tomatoes

I am impressed with my peppers, also grown from seed. . .

peppers

. . .and I am cutting courgettes and sweet peas every day. The sweet peas grow more luminous and psychedelic. Each day I cut a bloom that seems more wildly neon than the day before.

sweetpea

I planted several different cultivars, but am totally useless at keeping tabs on what’s what, so I’m afraid I have no idea of their names…

Meanwhile, inside, things are coming to fruition too as I now have seven completed YOKE designs. Numbers eight and nine are on the needles, which just leaves number ten for the collection to be complete. I’ve been steadily charting and grading and writing patterns, and Mel and I have been knitting away since April. It is extremely satisfying seeing the collection really coming together now, and to look at the group of distinctive garments hanging in my studio, all of which sort of feel like me. Another exciting phase of the project is about to begin, as I am soon to start working on, and writing about, some different regional styles and practices of YOKE knitting since the 1940s. I’ll say more about this aspect of the book shortly, but for now I’d better finish knitting this sleeve. . . Hope you all have a lovely weekend!

Less is more

bulletproofyoke

I think that one of the most fascinating aspects of designing is the fact that you are coming up with something which has no prior existence. Designing is essentially experimenting, and a large part of the process involves working without knowing quite how something will turn out. Though knitting has a certain amount of predictability to it, one can never fully anticipate just how things are going to appear. . . . this means one makes mistakes, and some of these are more interesting and / or amusing than others.

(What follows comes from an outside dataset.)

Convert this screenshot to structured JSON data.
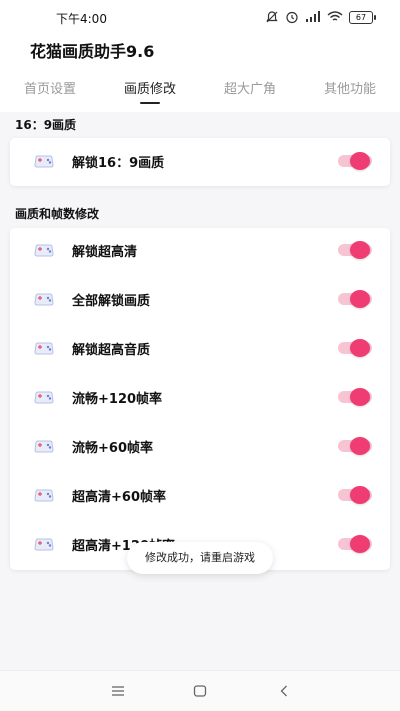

Some of my errors arise from trying an, ahem, “unusual” construction (one day I will show you the unwearable steeked-sleeve-shrug which was originally intended for inclusion in Colours of Shetland); sometimes I am surprised by the way things end up looking (such as when I knit a hat that really looked like a giant boob), but more often than not I think that my mistakes arise from pushing too hard at an idea. This is the case with my current situation, in which I thought it was an interesting and challenging notion to knit a yoke with four colours in one round for thirty-six rounds. On a small swatch the four-colours-in-one-round seemed completely feasible, and the chart I’d devised was really very pleasing – what could possibly go wrong? Well, ten rounds in I realised that the fabric, being about half an inch thick, would not only dramatically reduce the interior capacity of the yoke, but sit incredibly oddly on the upper torso, and generate a heat to warm the wearer to furnace-like temperatures. The fabric certainly looked attractive, but the yoke was so dense that it would have repelled wind, water, and quite probably bullets. Not good! This sort of thing has happened before, and I generally find that my fault lies in over-complication, or over-excitement, or a combination of the two. In any case, I’m now ripping back, re-charting and reverting to the sensible Fair Isle maxim of two shades in one round. Lets see how the chuffer turns out this time.

I’m now over half-way through the design work for my forthcoming YOKES book and have to say that I’m enjoying myself immensely. I promise to tell you more about the project shortly!

Follow

Get every new post delivered to your Inbox.

Join 6,206 other followers